MINNEAPOLIS — Last week in federal court, a jury found a 33–year–old felon from the northeastern Minnesota community of Aurora guilty of possessing a 20–gauge shotgun. On February 10, 2012, following a three–day trial, the jury convicted John Joseph Douglas of one count of being a career criminal in possession of a firearm. Douglas was indicted on October 4, 2011.
The indictment and the evidence presented at trial proved that on May 30, 2011, Douglas possessed the gun and fired it into the air several times while surrounded by a group of people. Upon their arrival on the scene, officers found the group seated around a campfire on a vacant lot. Searching the grounds, the officers discovered a box of ammunition and several freshly fired shotgun shell cases. The shotgun itself was found nearby.
Because Douglas has been previously convicted of a felony, he is prohibited under federal law from possessing firearms at any time. His prior convictions include third–degree burglary (1999), first–degree burglary (1999), second–degree assault (1999 and 2007), and aggravated robbery (twice in 1999), all of which occurred in St. Louis County. Since at least three of those offenses were crimes of violence, Douglas is now subject to the federal armed career criminal statute, which mandates a minimum sentence of 15 years in federal prison upon conviction in this case. Given that the federal criminal justice system does not have parole, offenders serve virtually their entire sentences behind bars. United States District Court Judge Patrick J. Schiltz will determine Douglas’ exact sentence at a future hearing yet to be scheduled.
This case was the result of an investigation by the St. Louis County Sheriff’s Office, the Hoyt Lakes Police Department, the Gilbert Police Department, and the U.S. Bureau of Alcohol, Tobacco, Firearms and Explosives. It is being prosecuted by Assistant U.S. Attorneys Andrew S. Dunne and Jeffrey M. Bryan.

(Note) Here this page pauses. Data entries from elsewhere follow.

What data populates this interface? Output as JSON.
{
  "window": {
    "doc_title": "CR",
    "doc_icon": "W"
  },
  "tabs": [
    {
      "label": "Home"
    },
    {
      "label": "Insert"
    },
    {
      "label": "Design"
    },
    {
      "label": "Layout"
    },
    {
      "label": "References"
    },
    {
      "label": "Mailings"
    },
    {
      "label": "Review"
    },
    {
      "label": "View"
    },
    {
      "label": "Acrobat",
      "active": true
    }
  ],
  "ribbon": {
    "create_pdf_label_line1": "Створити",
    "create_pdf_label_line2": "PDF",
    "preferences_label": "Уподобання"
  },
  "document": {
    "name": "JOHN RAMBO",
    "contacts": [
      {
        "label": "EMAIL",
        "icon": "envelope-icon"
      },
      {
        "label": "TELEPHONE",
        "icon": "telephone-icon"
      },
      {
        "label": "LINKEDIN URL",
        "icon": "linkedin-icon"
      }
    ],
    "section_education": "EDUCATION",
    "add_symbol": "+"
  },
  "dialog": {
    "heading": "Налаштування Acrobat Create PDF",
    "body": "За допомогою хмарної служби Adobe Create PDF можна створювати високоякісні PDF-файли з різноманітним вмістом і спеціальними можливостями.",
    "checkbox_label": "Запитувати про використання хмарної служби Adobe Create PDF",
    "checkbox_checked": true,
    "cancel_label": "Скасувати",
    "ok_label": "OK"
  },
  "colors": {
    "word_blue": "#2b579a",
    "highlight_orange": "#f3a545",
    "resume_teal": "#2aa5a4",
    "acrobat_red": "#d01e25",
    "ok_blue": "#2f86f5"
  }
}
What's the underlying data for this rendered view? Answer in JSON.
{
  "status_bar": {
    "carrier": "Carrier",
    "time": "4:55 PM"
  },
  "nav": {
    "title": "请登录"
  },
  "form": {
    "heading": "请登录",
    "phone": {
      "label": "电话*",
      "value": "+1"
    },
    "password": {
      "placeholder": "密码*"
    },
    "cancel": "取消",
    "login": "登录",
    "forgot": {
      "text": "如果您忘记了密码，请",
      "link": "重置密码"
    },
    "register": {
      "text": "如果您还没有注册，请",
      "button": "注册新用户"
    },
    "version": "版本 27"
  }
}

Note, this case is part of Project Safe Neighborhoods (PSN), a comprehensive, strategic approach to reducing gun crime in America. PSN, launched by the U.S. Department of Justice in 2001, encourages cooperative, multi–jurisdictional law enforcement and crime prevention efforts.